Massed behind the banner of this blog is a host of silent experts; not only within Synopsys but across a wide number of companies and institutions.

In the labs of the world, teams are using FPGAs to create a temporary version of their design for verification purposes. They do it using a huge variety of methods, tools and platforms but with the same general aim of creating the fastest, most-accurate pre-silicon models of their design. Then, mostly, they give them to software engineers to use, but that’s another story for another post.

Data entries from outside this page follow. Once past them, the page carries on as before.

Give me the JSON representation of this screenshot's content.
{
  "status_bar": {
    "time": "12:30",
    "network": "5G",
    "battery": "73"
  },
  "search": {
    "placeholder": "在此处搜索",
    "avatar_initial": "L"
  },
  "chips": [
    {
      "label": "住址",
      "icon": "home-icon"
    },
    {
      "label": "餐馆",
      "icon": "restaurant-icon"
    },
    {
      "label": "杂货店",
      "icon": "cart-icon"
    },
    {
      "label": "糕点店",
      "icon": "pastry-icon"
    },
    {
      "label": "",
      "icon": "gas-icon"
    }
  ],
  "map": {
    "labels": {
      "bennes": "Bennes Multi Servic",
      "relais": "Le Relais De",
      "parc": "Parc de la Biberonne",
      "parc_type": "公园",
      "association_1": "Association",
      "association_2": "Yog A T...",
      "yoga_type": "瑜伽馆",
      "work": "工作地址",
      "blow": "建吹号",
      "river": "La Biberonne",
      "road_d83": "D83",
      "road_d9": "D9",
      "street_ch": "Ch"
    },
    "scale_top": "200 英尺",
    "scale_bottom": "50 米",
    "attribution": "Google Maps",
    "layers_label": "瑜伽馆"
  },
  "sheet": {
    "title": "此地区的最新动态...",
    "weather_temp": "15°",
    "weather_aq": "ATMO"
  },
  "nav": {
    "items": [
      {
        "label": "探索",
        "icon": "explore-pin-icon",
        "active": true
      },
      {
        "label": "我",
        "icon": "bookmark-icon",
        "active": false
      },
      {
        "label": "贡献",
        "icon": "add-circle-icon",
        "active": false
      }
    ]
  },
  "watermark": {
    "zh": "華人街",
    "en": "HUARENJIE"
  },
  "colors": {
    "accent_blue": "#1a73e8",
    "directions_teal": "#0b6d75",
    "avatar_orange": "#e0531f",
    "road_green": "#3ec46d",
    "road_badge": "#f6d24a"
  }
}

For Mick and I, the aim of this blog is clear; to be an amplifier for the voices of those prototypers, to share news of ideas and methods that effect prototypers our day-to-day activities and along the way, maybe we can make the rest of the SoC community sit up and take more notice of us.

We will  be welcoming guest bloggers, and we will discuss many concepts and methods and look forward to reading your comments in reply. In the meantime, watch for big news for prototypers everywhere very soon.

Oh, and we’ll also explain the  blog’s weird title.

In the meantime, we would love to hear from you.

WHAT SUBJECTS WOULD YOU MOST LIKE TO SEE ON THIS PAGE IN THE COMING WEEKS?

Doug

Posted in Admin and General, FPGA-Based Prototyping | Comments Off